As stated in the university catalog, any student who commits an act of academic dishonesty will receive a failing grade on the work in which the dishonesty occurred. In addition, acts of academic dishonesty, irrespective of the weight of the assignment, may result in the student receiving a failing grade in the course. Instances of academic dishonesty will be reported to the Dean of Academic Affairs. A student who is reported twice for academic dishonesty is subject to summary dismissal from the University. In such a case, the Academic Council will then make a recommendation to the President, who will make the final decision.
John Cabot University does not discriminate on the basis of disability or handicap. Students with approved accommodations must inform their professors at the beginning of the term. Please see the website for the complete policy.


Week 1

Tuesday: Introduction

Thursday: Using verbal and visual sources


Week 2

Tuesday: History of the idea of Europe
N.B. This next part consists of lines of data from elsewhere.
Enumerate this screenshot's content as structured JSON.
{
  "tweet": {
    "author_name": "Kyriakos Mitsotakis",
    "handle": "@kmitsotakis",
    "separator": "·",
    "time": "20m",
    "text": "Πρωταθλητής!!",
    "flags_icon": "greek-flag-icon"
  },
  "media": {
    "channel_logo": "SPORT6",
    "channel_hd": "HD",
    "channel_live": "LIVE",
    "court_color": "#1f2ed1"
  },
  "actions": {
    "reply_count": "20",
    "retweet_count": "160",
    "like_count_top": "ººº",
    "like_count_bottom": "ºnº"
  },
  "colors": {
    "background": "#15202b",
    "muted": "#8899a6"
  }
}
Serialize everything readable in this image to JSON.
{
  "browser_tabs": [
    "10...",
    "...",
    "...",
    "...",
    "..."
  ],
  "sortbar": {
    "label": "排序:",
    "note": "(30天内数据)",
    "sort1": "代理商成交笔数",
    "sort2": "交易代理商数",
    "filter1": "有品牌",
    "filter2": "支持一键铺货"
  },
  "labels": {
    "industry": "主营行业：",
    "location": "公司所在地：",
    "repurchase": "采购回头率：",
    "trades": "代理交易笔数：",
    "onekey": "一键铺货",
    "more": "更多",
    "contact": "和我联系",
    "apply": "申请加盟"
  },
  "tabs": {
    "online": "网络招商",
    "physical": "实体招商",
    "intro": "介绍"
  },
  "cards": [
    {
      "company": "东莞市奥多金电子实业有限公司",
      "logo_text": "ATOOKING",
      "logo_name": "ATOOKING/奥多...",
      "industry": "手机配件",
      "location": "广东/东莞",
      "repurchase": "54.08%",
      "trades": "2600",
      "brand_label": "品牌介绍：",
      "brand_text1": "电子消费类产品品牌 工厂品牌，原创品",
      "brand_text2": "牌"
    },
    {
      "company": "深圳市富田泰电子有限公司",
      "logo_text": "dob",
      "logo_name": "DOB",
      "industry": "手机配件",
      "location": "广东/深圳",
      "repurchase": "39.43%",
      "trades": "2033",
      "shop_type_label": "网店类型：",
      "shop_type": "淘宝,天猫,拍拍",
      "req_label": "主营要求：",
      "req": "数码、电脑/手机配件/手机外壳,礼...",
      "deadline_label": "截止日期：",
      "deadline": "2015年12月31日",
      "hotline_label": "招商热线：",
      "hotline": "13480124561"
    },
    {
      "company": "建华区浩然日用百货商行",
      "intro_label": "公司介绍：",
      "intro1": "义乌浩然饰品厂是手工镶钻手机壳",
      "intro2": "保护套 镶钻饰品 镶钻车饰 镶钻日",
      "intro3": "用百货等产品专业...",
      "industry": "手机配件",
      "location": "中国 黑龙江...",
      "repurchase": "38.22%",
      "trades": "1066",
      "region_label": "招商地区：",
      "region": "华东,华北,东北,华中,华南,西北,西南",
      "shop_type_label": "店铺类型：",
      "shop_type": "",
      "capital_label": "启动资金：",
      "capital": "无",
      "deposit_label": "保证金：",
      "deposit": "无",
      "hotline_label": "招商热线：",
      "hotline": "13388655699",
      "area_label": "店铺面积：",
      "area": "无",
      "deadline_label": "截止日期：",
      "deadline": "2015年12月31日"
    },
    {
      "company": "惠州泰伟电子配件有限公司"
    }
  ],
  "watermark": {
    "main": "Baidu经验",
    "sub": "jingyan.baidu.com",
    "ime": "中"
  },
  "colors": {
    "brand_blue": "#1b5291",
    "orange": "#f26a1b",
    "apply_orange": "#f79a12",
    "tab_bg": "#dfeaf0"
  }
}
Reading: Nicholas Doumanis (2016) Europe’s Age of Catastrophe in Context, In The Oxford Handbook of European History, 1914-1945 and R. Petri (2018) Meanings of Europe and Meaning in History

Thursday: Plans about a federal Europe from the interwar period

Reading: Delzell (1960), The European Federalist Movement in Italy: First Phase, 1918-1947 The Journal of Modern History, Vol. 32, No. 3, pp. 241-250; Villanueva (2005), Richard von Coudenhove-Kalergi's "Pan-Europa" as the Elusive "Object of Longing"Rocky Mountain Review of Language and Literature, Vol. 59, No. 2, pp. 67-80; Müller (2006) Julien Benda’s Anti-Passionate Europe, European Journal of Political Theory 5(2) 125–137

Friday (Make-up day for November 23) Understanding the EU from different theoretical perspectives

Reading: Textbook Chapter 1


Week 3

Tuesday: The history of the integration process

Reading: Textbook Chapter 2

Thursday: EU institutions

Reading: Textbook Chapter 3


Week 4

Tuesday: EU members states

Reading: Textbook Chapter 4

Thursday: Decision-making and policies

Reading: Textbook Chapter 5 and 7


Week 5

Tuesday: Democracy in the EU

Reading: Textbook Chapter 6

Thursday: No class (make-up class TBC)


Week 6

Tuesday: The EU’s public diplomacy

Visit to the EU multimedia center

Thursday: EU enlargements

Reading: Textbook Chapter 9 plus K. Wolczuk (2023) Overcoming EU Accession Challenges in Eastern Europe: Avoiding Purgatory


Week 7

Tuesday: Brexit

Reading: P. Norris (2018) Understanding Brexit: Cultural Resentment versus Economic Grievances,

Thursday: EU as a global actor

Reading: Textbook Chapter 8


Week 8

Tuesday: Review

Thursday: Midterm


Week 9

Tuesday: EU-Russia

Readings: A. Foxall (2019) From Evropa to Gayropa: A Critical Geopolitics of the European Union as Seen from Russia, Geopolitics, 24:1, 174-193 plus Tania Marocchi (2017) EU-Russia Relations: Towards an Increasingly Geopolitical Paradigm

Thursday: EU-Russia

Reading: Carnegie Europe (2023) Ukraine Has Not Transformed EU Foreign Policy plus Atlantic Council (2023), In 2022, the war in Ukraine awakened Europe. Here’s how it must adapt in 2023


Week 10

Tuesday: Transatlantic relations

Reading: ECFR (2023) The art of vassalisation: How Russia’s war on Ukraine has transformed transatlantic relations, ISPI (2023) Cooperation and Integration: Why Vilnius is also about EU

Thursday: Refugees

Reading: European Council on Foreign Relations (2019) All at sea: Europe’s crisis of solidarity on migration plus Chatham House (2022) Cooperation and Integration: Why Vilnius is also about EU


Week 11

Tuesday: OP

Thursday: OP


Week 12

Tuesday: Identity politics. Mythical narratives

Reading: Salgò (2017) Images from Paradise: the European Union’s Visual Communications Strategy, Part I

Thursday: Thanksgiving Holiday (make-up day Friday, Sept. 15)


Week 13

Tuesday: Identity politics. Symbols

Salgò (2017) Images from Paradise: the European Union’s Visual Communications Strategy, Part II

Thursday: Identity politics. Rituals

Salgò (2017) Images from Paradise: the European Union’s Visual Communications Strategy, Part III


Week 14

Tuesday: what Future for the EU?

Thursday: review